When I took over @HubSpot on Monday, I didn’t really know what to expect, other than followers might get my handle @pjharrell confused with famous musician and shorts-wearer Pharrell Williams (@pharrell). (Which is exactly what happened, so I just went with it.)
So in the spirit of continuing to play on the Pharrell theme, I thought I’d use the words from his latest hit song “Happy” to help me explain what I learned from the experience of running @HubSpot.
"Give Me All You Got and Don’t Hold it Back"

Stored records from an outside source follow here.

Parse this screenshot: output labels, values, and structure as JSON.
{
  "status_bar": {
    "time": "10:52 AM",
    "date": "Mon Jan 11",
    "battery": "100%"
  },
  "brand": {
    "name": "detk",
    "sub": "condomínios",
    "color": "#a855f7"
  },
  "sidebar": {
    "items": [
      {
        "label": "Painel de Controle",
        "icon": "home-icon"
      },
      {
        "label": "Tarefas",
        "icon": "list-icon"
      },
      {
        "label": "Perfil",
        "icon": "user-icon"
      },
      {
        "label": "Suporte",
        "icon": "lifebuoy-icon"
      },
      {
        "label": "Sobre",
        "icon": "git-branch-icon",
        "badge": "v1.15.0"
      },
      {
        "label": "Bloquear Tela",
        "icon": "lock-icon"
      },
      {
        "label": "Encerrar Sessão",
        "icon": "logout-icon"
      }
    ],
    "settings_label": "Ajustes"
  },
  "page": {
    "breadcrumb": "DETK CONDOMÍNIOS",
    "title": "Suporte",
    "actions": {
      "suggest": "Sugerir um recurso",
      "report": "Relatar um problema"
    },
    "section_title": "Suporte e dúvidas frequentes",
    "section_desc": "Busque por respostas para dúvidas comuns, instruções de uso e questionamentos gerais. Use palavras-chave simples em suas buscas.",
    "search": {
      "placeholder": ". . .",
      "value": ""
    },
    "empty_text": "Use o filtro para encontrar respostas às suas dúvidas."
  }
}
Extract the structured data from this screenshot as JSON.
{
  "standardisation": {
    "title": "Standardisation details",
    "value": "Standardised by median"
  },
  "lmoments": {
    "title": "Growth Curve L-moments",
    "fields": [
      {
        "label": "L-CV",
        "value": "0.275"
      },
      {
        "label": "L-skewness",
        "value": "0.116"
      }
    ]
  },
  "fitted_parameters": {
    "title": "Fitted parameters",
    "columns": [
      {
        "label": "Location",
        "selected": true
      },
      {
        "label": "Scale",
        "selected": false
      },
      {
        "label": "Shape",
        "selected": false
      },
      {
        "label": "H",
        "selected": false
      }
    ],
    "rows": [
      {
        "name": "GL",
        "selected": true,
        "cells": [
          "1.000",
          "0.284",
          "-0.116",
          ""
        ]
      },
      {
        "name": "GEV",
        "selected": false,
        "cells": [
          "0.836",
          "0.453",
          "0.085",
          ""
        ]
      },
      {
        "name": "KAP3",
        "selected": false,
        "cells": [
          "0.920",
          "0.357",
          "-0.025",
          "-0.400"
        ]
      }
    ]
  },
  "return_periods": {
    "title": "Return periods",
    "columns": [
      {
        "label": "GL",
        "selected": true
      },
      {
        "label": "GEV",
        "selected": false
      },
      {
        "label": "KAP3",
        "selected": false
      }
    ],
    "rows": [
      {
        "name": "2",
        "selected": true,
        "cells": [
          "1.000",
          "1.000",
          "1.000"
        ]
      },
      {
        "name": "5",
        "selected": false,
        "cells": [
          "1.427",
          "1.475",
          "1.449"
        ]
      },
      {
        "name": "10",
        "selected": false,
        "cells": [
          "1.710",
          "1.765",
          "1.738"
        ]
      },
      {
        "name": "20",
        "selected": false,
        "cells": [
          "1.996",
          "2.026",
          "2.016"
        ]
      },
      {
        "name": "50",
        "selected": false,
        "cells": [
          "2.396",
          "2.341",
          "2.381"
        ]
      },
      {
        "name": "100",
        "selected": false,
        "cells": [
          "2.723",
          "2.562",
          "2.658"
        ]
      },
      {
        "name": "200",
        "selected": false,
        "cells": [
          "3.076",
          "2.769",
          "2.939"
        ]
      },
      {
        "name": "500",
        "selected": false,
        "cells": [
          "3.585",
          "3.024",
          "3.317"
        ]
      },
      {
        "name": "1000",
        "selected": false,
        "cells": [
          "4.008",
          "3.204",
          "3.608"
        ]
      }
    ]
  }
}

Overall, I didn’t get any guidelines from HubSpot about how to run @HubSpot, other than to use good judgment. I was actually told "don’t hold back," which is interesting, since many companies would recoil at the thought of allowing anyone other than their social media manager run their company’s Twitter account.
But HubSpot promotes this kind of trust and transparency in its culture and in my opinion this kind of trust is required for companies to fully capitalize on the new tools that are altering the marketing landscape. This requires a wholesale change in thinking, particularly within enterprises, which have established, more traditional command and control structures for communication to their key constituents.
"Might Seem Crazy What I’m ‘Bout to Say”
Being able to run @HubSpot for a day gave me the sense that I had a ton of power, and I must admit at first I was a bit nervous about putting my foot in my mouth in front of 373k followers. But as I started to reply to tweets, I realized that this interacting on Twitter was really similar to having the types of conversations that I have every day in the offline world -- just that you have 373k people listening.
It became apparent to me that people want to connect, interact, and banter -- and Twitter is a broad platform to facilitate these types of engagements.
"Here Comes Bad News Talking This and That”
You have to be really organized to use Twitter effectively for a large campaign. You want to keep up with replying to tweets and thank folks for their RTs and favorites, but doing that alongside posting content and having conversations, it gets difficult to keep up with. So scheduling key pieces of content beforehand is definitely critical.
HubSpot’s Social Inbox tool made that a lot easier for me -- and it was crazy easy to use. I spaced out my tweets in advance at about 1-hour intervals. And it was really easy to monitor the responses to my tweets, and then respond -- which is particularly important if any service-related tweets come through.
To me, interacting with our followers on Twitter felt very similar to interacting via email, and my thinking is that over time, this type of social interaction will overtake email as the primary communication tool.
It was also very powerful to be able to analyze and report on the impact each tweet had on driving engagement.
Most enterprises struggle to tie social investments to the bottom line, and the kinds of report offered in HubSpot can help build support for social media investments.
"Clap Along If You Feel Like That’s What You Want to Do”
I learned that you don’t always get a lot clicks relative to # of followers you have. So it's not about the size of the following -- but the level of engagement that you have with your audience.
By tagging my content as “Enterprise” in my tweets, I signaled to many of HubSpot’s SMB followers that the content was not for them, so many of the people that I engaged were types of targeted Enterprises that I was trying to reach with our message. But that didn't mean others weren't interested in the content, too, and there was still engagement with other audiences along the way.
The time of day for your message is important to consider, as well. A couple of posts targeted for CEOs did extremely well at 9 and 10 p.m., since many CEOs are swamped on Monday morning with meetings and email catch-up, and only get a chance to breathe and read later in the evening once their day is done.
The bottom line is that if you produce quality content, your followers will share your story, which is so powerful. I was struck by how willing @HubSpot followers were to share our content with their followers and to favorite stuff they liked.
“Sunshine She’s Here, You Can Take a Break”
I thoroughly enjoyed running @HubSpot. It was fun to engage and banter with followers, and to feel like I was increasing awareness of HubSpot’s enterprise software solutions. We actually have over 1000 enterprise customers, but before Monday, it was HubSpot’s best kept secret. With the help of @HubSpot, we let the cat out of the bag -- and I got to tell you I’m very “Happy” about it.